Some say that the campus was burned by the Union army. Others say it was burned by the Confederates when they found out that the campus had been used to house African-American soldiers of the Union. It does not matter who did the deed. What matters is that Cumberland University no longer had a home.

When the war ended, the leadership of Cumberland University was determined that the school would continue. For years, classes were held in buildings around town. In 1892, the generosity of others allowed the university to purchase land for a new campus and build a new building.

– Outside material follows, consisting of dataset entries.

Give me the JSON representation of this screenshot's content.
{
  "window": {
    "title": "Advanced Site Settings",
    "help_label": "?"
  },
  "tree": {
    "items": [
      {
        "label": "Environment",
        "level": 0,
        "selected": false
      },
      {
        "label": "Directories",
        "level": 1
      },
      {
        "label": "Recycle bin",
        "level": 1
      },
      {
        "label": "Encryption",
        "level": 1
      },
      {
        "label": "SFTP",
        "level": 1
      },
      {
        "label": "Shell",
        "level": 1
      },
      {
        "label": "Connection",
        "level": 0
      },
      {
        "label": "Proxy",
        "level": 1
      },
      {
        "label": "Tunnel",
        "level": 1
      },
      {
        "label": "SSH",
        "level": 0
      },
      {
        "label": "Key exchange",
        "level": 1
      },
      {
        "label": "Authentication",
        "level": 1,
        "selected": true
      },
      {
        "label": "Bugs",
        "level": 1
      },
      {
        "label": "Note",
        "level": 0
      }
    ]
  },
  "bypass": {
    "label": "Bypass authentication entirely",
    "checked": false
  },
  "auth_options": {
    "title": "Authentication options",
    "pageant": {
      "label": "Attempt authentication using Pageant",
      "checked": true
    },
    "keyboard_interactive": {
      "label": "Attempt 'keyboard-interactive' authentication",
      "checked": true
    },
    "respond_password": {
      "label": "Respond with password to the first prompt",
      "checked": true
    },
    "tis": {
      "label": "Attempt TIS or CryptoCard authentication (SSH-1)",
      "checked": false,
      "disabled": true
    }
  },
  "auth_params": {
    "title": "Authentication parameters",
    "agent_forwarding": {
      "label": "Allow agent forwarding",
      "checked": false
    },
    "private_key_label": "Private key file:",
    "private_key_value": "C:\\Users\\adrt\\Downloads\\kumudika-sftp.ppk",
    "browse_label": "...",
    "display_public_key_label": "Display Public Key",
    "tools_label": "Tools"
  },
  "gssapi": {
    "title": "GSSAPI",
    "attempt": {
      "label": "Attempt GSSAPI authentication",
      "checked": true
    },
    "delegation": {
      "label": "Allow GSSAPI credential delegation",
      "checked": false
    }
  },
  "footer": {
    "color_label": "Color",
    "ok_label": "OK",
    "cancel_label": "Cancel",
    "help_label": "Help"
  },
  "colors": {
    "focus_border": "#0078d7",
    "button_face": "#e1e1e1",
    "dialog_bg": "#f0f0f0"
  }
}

Memorial Hall was completed in 1896.Memorial Hall 2

The university was destroyed by fire and rose from the ashes. That is why the mythical Phoenix became the symbol of the university. However, the university has risen several times from the brink of disaster.

It survived the loss of support from both the Presbyterians and the Baptists.

It survived as students went off to more wars. In fact, it became the headquarters of the Tennessee Maneuvers that trained soldiers for the invasion of Europe in World War II.

It survived a tornado that ripped across Memorial Hall. The scars of its reconstruction can still be seen.

It survived the loss of its law school, which was renown for its graduates. One of those graduates was Cordell Hull, the Father of the United Nations.

It survived the move to become a junior college and returned to being a four-year institution in the 1980s.

Today, Cumberland University has the highest enrollment in its history. We offer undergraduate degrees in many disciplines. We also offer several graduate degrees.

As a graduate and faculty member at Cumberland University, I know the trials that the school has endured and its ability to survive and thrive. It is a special place with a long and proud history, and I can think of no better symbol than the Phoenix.